Disabled people on Twitter are sharing the many beautiful ways in which their partners make them feel loved.
Imani Barbarin, a communications professional from Paris, encouraged fellow disabled folks to share their stories using the hashtag #YouCanLoveMeButYouCantHoldMyHand.
The hundreds of responses she received are varied, unvarnished and very moving. Check out a selection below.
Honestly by NOT initiating intimacy because he knows how painful endo has made sex for me. He waits (and often waits some more) for me to feel like maybe it won’t hurt too much or at all, and then let him know.— 🐥Bacon theFett 🥓 (@Bakpaksgotjets) June 22, 2018
For me, it’s massages. I have severely tight muscles because of skeletal issues and honestly, we both know massaging them won’t help and is like throwing money out the window, he does it anyway because it feels good at the time.— Melanie😎🤕🤨, #BedBoundBabe, Spoonie Style Guide (@spoonie_style) June 22, 2018
My partner asks me EVERY. SINGLE. TIME. we talk, "How is your body doing? How do you feel? What can I do for you?" It is the most loving thing I can imagine. He knows it can change drastically every minute. #youCanLoveMeButYouCantHoldMyHand https://t.co/O9YUC1J0jn— Aubrey Anne (@toomuchaubrey) June 22, 2018
This isn't the first time Barbarin has initiated a trending hashtag. In March, she created the hashtag #DisTheOscars to draw attention to the lack of disabled representation at the Academy Awards and in film and TV generally.

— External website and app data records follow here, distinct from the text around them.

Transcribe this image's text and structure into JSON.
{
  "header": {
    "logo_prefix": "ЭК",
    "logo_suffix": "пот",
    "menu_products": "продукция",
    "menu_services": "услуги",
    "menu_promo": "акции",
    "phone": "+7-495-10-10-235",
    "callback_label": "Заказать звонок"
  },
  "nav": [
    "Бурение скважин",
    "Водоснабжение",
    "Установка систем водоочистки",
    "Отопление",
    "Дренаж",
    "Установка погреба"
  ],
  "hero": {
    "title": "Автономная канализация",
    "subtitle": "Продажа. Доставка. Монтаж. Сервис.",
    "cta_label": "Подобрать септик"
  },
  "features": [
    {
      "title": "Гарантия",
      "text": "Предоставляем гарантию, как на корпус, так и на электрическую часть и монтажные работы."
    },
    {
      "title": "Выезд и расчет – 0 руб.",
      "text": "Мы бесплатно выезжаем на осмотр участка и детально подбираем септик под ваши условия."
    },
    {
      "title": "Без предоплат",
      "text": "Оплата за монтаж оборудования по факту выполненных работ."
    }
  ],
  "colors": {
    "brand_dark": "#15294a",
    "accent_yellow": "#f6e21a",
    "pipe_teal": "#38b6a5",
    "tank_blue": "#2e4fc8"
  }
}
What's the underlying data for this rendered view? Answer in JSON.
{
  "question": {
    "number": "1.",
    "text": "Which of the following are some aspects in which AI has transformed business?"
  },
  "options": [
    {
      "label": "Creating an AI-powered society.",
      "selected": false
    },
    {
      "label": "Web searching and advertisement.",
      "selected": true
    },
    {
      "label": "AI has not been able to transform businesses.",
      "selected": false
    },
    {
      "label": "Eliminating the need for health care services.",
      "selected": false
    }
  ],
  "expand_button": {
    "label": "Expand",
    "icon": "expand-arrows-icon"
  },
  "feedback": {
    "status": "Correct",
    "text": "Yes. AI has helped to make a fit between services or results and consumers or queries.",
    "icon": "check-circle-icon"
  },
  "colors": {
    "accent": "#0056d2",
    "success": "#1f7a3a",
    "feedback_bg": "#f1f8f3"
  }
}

Explaining why she created the hashtag, Barbarin told SMA News in April: "It is more than important, but imperative that the realities of the disabled experience be told truthfully and with disabled bodies."
Barbarian went on to explain that representation matter because "there are many children that grow up, and adults that become disabled later, with little knowledge that there are those that came before them, that move through the world in the same way, that have made life a touch easier.
"There is also a community that goes unseen that is welcoming and life-saving — and the stereotypes that seem to define this community from the outside have little to do with who we are and what we are capable of," she added.
However, just 6% of respondents to a 2016 Scope survey said they had been on a date with a disabled person they'd met on a dating app. Only 16% of respondents to a previous Scope survey said they had ever invited a disabled person into their home.
Representation in the media can be a significant tool in changing prevailing social attitudes; as Imani Barbarin says, it's time we started telling disabled people's stories more truthfully, more comprehensively and more frequently.